Rural Water - Quarter 2, 2014 - (Page 12)

L TH E W N OR A MA MA MA MA MA MA NE Adjusting to the New for and coping Normal Preparing with droughts, floods and other catastrophic events BY JIM TAFT, ASSOCIATION OF STATE DRINKING WATER ADMINISTRATORS REGARDLESS OF ONE'S views of the causes, it's abundantly clear that the drinking water community has been forced to deal with the serious and persistent effects of climate extremes over at least the past decade. The arid west and southwest have long been challenged by securing adequate supplies of drinking water. But, the problem in those parts of the country has been exacerbated, in recent years, by climate extremes, coupled with a growing and migrating population. The Summer of 2011 was the second hottest on record for the United States and the hottest ever for Texas, Oklahoma and New Mexico, according to  the National Oceanic and Atmosphere Association  (NOAA). But, climate extremes - and their attendant challenges - is not just a west-of-the Mississippi issue. It's now very much a 50-state challenge. Between 2007 and 2008, the Southeast experienced a major drought, which depleted the region's major water supplies. At one point, officials reported there was only three months left of stored fresh water to supply the city of 12 * Second Quarter 2014 Atlanta. Flooding has likewise been an increasingly seen phenomenon in many states - caused by torrential rains or by catastrophic events, such as Hurricanes Katrina, Rita, Gustave and Floyd, and intense storms, such as Sandy and Irene. Vermont's drinking water program offices were literally swept away by flooding brought about by Tropical Storm Irene in 2011. The Jersey Shore and New York City were brought to a standstill by the devastating effects of Superstorm Sandy in 2012. And, some states, such as Missouri and Iowa, have experienced droughts and flooding - in different corners of the state - at the same time!

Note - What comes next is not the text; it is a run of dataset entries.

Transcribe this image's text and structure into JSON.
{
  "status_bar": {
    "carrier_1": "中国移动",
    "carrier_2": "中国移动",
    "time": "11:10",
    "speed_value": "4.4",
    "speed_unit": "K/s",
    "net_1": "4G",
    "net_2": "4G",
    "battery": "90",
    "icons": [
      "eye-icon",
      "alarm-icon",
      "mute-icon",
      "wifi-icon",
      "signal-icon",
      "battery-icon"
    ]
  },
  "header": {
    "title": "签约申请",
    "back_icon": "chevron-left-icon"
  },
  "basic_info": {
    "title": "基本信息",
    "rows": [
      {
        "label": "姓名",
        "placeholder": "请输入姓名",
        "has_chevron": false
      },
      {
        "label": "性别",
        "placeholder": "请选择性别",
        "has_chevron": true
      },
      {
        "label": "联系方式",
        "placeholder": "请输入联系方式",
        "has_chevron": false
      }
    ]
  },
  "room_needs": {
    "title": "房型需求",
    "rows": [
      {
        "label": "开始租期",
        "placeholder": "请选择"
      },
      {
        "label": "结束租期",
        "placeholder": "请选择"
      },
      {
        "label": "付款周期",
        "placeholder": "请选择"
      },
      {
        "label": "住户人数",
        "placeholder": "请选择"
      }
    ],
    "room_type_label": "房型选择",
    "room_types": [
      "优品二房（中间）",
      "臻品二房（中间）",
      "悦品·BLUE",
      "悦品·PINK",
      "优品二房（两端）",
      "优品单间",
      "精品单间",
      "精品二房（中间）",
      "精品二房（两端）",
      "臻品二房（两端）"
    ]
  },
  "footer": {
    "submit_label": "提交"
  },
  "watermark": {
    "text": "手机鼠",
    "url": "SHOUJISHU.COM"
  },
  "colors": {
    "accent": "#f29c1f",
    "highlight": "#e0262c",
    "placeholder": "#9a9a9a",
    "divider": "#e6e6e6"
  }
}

Table of Contents for the Digital Edition of Rural Water - Quarter 2, 2014

From the President
Adjusting to the New Normal
Facts About North Dakota Fracking and Water Use
Meeting the Goal of Sustainable, Efficient, Affordable Rural Water Systems
Let's Be Clear - The Fire Chief Project
A Regular Job a Long Way Away
Regulatory Update
Throwing My Loop
NRWA’s First CEO, Raymond Keith (RK) Johnson, Passes Away
Index to Advertisers/
From the CEO

Rural Water - Quarter 2, 2014